* EXERCISE INSTRUCTIONS *
Give all the records again, with no alterations.

BEGIN LISTED ENTRIES

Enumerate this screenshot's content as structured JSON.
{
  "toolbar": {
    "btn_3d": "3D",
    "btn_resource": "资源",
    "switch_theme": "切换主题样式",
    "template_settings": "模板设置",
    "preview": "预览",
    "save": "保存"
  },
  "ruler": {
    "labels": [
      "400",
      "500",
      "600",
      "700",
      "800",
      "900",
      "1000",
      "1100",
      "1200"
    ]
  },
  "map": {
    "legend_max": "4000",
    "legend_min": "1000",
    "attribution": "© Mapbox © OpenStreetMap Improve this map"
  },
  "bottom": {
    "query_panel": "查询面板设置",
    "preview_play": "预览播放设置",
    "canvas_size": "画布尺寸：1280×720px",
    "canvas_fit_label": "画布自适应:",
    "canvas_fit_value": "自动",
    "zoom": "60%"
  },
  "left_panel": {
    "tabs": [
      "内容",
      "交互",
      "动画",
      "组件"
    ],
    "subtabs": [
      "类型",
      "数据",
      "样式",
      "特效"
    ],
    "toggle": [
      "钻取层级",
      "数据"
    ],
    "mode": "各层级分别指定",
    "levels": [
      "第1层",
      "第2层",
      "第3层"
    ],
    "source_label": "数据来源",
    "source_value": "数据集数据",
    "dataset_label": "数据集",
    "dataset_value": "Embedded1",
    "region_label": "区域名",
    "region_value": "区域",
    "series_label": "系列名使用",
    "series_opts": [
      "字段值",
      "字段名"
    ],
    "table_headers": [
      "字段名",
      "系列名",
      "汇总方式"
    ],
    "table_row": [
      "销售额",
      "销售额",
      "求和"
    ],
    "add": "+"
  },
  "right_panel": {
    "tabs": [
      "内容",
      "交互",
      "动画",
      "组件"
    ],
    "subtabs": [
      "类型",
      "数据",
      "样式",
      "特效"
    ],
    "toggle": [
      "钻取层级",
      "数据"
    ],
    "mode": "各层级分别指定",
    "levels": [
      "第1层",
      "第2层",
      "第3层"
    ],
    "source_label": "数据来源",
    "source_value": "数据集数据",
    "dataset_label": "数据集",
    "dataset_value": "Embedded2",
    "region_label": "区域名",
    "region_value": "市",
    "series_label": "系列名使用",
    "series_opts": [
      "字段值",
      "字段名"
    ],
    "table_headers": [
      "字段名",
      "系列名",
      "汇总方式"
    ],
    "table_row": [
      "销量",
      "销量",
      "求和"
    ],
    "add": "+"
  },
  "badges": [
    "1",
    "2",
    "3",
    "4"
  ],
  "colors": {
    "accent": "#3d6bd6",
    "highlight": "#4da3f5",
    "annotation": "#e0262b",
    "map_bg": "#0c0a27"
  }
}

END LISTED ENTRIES

* ANSWER TO THE PROBLEM *
Enumerate this screenshot's content as structured JSON.
{
  "toolbar": {
    "btn_3d": "3D",
    "btn_resource": "资源",
    "switch_theme": "切换主题样式",
    "template_settings": "模板设置",
    "preview": "预览",
    "save": "保存"
  },
  "ruler": {
    "labels": [
      "400",
      "500",
      "600",
      "700",
      "800",
      "900",
      "1000",
      "1100",
      "1200"
    ]
  },
  "map": {
    "legend_max": "4000",
    "legend_min": "1000",
    "attribution": "© Mapbox © OpenStreetMap Improve this map"
  },
  "bottom": {
    "query_panel": "查询面板设置",
    "preview_play": "预览播放设置",
    "canvas_size": "画布尺寸：1280×720px",
    "canvas_fit_label": "画布自适应:",
    "canvas_fit_value": "自动",
    "zoom": "60%"
  },
  "left_panel": {
    "tabs": [
      "内容",
      "交互",
      "动画",
      "组件"
    ],
    "subtabs": [
      "类型",
      "数据",
      "样式",
      "特效"
    ],
    "toggle": [
      "钻取层级",
      "数据"
    ],
    "mode": "各层级分别指定",
    "levels": [
      "第1层",
      "第2层",
      "第3层"
    ],
    "source_label": "数据来源",
    "source_value": "数据集数据",
    "dataset_label": "数据集",
    "dataset_value": "Embedded1",
    "region_label": "区域名",
    "region_value": "区域",
    "series_label": "系列名使用",
    "series_opts": [
      "字段值",
      "字段名"
    ],
    "table_headers": [
      "字段名",
      "系列名",
      "汇总方式"
    ],
    "table_row": [
      "销售额",
      "销售额",
      "求和"
    ],
    "add": "+"
  },
  "right_panel": {
    "tabs": [
      "内容",
      "交互",
      "动画",
      "组件"
    ],
    "subtabs": [
      "类型",
      "数据",
      "样式",
      "特效"
    ],
    "toggle": [
      "钻取层级",
      "数据"
    ],
    "mode": "各层级分别指定",
    "levels": [
      "第1层",
      "第2层",
      "第3层"
    ],
    "source_label": "数据来源",
    "source_value": "数据集数据",
    "dataset_label": "数据集",
    "dataset_value": "Embedded2",
    "region_label": "区域名",
    "region_value": "市",
    "series_label": "系列名使用",
    "series_opts": [
      "字段值",
      "字段名"
    ],
    "table_headers": [
      "字段名",
      "系列名",
      "汇总方式"
    ],
    "table_row": [
      "销量",
      "销量",
      "求和"
    ],
    "add": "+"
  },
  "badges": [
    "1",
    "2",
    "3",
    "4"
  ],
  "colors": {
    "accent": "#3d6bd6",
    "highlight": "#4da3f5",
    "annotation": "#e0262b",
    "map_bg": "#0c0a27"
  }
}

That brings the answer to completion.